Sometimes, plenty can be a problem. Mumbai Indians (MI) would have realised this on Sunday. With the advantage of fielding an extra foreign player, MI would have felt they could leave all their work to them.
But barring James Franklin, the most unfancied of those international stars, none of the quartet of Kieron Pollard, Andrew Symonds, Aiden Blizzard and Lasith Malinga came to fore against New South Wales Blues, who cruised to a 5-wicket win and made Group A open and competitive.
MI needed a win to reach the semis. But their batsmen misread the wicket. It demanded patience and perseverance but they tried to force the pace.
"It was tough wicket to bat on. I tried to work the ball around, collecting runs," said Franklin, who top-scored with 42 not out and helped them end on 100, a score that gave them some room to fight.
The other MI batsmen floundered. Blizzard dragged one onto his stumps, and Pollard and Symonds were bowled while trying to slog out of trouble. Sarul Kanwar, who attributed his success in an earlier game to tips on leg-side play from Sachin Tendulkar, may have to get back to nets with the master in tow. Tendulkar could help him fix the off-side strokeplay too after he guided a poor delivery into the hands of point.
MI never got in and only Harbhajan and Sathish got into double figures to help Franklin.
For a while it looked like MI would still make it as NSW lost five early wickets. Both explosive openers, Shane Watson and David Warner, fell to Abu Nechim Ahmed who got one more a bit later. Malinga and Yuzvendra Chahal took one each to leave NSW tottering at 28/5.
However, Aussie international Steve Smith and Ben Rohrer carried their team past the finish line with an unbeaten 73-run stand. Smith and skipper Simon Katich pointed to the wicket. "It was tough to bat on," Smith said. "I had to work for runs."

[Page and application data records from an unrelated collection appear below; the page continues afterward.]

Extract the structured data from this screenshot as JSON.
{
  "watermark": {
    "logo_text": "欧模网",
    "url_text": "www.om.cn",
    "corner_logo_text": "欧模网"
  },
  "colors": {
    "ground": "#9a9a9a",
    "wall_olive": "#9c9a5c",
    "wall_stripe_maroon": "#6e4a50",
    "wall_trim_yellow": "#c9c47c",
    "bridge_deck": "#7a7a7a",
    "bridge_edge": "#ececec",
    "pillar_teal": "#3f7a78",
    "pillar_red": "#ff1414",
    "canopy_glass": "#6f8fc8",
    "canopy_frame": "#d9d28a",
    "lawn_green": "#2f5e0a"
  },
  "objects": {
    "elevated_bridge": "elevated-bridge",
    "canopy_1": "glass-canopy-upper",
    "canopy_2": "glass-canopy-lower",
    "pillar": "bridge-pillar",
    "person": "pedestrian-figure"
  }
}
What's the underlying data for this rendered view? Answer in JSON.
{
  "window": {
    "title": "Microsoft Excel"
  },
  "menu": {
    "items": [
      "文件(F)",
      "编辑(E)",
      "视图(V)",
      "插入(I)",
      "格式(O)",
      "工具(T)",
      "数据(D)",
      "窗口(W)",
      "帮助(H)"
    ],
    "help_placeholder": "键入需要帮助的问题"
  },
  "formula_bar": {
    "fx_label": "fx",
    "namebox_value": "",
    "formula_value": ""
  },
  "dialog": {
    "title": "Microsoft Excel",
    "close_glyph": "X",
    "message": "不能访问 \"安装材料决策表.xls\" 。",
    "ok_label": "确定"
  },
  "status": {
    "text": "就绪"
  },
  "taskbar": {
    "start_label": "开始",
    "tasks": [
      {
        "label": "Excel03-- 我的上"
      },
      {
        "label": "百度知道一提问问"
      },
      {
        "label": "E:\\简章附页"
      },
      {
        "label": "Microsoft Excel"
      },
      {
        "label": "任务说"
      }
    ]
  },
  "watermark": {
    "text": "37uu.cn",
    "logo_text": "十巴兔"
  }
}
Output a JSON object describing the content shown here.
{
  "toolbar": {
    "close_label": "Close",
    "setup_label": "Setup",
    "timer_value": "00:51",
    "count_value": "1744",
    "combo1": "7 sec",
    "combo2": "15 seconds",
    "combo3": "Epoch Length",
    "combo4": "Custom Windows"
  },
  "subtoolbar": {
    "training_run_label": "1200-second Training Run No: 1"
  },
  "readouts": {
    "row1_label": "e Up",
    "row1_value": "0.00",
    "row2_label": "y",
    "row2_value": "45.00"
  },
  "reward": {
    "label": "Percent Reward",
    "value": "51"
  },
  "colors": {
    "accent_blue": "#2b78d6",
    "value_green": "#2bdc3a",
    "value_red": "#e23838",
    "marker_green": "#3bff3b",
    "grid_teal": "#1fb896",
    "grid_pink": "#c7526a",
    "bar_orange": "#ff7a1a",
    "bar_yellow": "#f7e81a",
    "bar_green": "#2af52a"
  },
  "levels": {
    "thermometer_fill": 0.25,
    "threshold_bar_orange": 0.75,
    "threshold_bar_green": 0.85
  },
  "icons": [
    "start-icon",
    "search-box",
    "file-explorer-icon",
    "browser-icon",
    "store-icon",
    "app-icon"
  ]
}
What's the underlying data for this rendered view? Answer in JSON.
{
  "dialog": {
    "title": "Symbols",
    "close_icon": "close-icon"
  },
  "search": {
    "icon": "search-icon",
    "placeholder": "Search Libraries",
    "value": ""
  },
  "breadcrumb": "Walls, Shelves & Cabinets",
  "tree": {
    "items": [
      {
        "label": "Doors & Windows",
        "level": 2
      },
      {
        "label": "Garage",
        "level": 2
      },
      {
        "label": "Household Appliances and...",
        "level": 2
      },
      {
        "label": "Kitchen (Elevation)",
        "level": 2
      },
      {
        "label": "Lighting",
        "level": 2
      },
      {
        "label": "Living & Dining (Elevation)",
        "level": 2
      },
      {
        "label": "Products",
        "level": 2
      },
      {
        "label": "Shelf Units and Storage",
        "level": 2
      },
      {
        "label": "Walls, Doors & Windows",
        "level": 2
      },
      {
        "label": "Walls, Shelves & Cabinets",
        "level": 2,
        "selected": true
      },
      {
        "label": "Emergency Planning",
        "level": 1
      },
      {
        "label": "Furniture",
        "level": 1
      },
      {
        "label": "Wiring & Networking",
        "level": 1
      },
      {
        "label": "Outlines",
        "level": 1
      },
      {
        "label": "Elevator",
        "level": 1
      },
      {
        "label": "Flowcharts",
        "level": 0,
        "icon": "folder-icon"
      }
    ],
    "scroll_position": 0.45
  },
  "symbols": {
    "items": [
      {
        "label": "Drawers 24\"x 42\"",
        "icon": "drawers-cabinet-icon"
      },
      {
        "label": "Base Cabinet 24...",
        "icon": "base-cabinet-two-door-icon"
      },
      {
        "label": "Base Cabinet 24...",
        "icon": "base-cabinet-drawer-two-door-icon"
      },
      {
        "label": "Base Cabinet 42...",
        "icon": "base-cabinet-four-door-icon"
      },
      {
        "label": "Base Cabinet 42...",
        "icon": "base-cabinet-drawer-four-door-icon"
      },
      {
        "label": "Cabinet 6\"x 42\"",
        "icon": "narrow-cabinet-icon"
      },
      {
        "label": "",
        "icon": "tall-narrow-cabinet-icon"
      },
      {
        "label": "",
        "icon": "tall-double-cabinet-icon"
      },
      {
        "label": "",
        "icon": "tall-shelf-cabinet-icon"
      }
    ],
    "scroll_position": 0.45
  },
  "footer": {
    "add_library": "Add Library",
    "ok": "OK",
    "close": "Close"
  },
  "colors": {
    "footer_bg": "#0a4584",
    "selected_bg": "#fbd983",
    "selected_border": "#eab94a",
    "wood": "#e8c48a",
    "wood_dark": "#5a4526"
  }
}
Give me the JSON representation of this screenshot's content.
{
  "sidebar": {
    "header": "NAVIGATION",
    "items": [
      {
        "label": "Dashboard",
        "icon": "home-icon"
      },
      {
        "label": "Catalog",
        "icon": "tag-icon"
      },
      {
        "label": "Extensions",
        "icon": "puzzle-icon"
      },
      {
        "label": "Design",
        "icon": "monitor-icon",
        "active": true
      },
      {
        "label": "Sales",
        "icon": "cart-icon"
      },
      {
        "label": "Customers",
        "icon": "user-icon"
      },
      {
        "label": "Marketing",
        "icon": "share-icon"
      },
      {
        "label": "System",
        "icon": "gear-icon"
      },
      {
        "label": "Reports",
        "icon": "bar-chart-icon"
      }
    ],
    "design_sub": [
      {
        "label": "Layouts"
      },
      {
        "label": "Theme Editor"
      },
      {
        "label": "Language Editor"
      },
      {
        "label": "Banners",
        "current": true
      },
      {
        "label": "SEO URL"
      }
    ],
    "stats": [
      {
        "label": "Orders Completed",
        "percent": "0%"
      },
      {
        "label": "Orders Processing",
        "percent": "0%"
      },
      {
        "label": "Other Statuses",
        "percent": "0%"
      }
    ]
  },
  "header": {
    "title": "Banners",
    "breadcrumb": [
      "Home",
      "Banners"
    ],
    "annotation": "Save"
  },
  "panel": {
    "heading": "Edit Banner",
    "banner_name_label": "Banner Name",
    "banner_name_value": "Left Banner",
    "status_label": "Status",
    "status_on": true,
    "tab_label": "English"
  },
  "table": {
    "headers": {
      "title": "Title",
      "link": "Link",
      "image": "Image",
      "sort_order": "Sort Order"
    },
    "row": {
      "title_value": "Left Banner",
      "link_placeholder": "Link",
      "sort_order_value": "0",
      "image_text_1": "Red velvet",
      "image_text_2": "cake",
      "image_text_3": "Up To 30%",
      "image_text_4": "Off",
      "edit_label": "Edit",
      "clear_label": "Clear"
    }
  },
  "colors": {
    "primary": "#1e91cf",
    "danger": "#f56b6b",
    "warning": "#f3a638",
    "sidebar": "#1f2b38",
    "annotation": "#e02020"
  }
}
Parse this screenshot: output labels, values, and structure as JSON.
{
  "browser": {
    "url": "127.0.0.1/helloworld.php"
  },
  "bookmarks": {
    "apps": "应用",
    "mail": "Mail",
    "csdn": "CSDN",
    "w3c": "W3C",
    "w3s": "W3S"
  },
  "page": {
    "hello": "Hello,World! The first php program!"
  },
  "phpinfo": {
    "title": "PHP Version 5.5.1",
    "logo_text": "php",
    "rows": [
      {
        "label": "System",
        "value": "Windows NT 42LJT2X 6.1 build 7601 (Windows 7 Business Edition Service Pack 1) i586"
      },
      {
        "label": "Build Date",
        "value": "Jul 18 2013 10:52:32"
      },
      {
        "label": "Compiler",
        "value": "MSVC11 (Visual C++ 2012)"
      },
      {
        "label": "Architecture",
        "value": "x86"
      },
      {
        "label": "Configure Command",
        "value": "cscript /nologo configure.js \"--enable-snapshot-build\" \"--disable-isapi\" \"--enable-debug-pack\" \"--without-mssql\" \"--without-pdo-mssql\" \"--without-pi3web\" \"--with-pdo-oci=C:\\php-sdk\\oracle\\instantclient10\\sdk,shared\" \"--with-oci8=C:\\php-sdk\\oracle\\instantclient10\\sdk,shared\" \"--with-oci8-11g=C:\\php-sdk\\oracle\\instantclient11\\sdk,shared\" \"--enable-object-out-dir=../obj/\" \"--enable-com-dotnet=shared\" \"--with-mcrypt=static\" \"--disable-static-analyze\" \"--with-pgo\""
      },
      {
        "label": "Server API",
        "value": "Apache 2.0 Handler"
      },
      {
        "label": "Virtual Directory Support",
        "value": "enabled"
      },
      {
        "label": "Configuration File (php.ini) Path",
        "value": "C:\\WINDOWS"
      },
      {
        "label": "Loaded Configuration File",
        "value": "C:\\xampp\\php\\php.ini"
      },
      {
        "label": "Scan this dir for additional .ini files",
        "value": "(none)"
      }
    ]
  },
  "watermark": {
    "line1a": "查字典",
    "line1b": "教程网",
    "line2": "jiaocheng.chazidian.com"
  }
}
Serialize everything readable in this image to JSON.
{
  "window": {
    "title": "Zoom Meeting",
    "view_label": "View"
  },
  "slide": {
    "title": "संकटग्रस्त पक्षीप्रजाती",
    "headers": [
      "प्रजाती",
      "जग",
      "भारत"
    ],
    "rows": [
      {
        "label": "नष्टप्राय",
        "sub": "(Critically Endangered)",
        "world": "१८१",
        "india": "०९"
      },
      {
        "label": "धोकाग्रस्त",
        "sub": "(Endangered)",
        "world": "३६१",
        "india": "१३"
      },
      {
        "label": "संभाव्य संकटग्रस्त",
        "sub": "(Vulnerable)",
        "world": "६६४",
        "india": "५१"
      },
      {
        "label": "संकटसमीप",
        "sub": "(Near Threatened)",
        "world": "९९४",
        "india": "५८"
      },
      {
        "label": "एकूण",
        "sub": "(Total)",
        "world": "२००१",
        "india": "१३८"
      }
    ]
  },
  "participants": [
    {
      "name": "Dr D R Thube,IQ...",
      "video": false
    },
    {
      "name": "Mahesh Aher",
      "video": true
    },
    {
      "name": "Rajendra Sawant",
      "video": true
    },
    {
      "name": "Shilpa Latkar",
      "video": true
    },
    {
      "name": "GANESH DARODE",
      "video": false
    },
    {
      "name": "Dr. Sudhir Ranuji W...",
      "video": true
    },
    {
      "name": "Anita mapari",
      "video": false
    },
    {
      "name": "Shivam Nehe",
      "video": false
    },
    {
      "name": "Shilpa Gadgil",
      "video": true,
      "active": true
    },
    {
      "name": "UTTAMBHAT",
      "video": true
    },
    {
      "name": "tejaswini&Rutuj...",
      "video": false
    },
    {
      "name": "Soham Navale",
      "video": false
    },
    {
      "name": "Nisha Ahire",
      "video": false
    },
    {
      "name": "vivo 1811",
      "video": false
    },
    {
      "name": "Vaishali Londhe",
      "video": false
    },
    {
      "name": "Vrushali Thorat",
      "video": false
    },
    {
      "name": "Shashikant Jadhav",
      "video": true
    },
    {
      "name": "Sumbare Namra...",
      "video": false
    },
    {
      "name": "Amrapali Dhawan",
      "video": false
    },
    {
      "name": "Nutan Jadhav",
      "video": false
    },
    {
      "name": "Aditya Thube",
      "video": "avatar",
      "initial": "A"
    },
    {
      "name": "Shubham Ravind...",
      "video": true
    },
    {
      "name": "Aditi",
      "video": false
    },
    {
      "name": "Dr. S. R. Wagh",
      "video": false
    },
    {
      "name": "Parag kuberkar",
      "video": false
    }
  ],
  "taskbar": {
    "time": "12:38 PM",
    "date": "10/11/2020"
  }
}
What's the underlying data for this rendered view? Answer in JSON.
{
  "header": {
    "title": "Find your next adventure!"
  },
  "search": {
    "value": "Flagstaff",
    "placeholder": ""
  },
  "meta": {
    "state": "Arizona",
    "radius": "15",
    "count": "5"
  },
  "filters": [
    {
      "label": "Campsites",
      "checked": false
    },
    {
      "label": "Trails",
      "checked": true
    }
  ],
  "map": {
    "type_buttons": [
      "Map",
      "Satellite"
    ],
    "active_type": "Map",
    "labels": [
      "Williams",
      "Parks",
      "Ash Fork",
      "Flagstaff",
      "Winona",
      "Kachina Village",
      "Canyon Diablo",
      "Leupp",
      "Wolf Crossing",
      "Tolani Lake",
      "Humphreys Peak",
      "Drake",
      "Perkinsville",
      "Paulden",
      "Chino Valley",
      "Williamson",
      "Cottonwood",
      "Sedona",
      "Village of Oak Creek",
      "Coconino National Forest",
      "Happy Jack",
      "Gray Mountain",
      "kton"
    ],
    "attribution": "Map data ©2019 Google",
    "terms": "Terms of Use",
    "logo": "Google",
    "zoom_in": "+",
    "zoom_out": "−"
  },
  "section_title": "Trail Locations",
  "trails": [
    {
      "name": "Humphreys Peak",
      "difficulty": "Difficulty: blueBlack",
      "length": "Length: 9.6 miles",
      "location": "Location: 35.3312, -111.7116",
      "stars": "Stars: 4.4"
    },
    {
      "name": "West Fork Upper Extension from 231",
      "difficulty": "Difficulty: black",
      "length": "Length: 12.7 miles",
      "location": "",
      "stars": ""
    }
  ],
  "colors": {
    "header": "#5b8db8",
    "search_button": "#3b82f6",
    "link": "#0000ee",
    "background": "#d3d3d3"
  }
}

The result means all the teams are in with a chance to qualify for semis.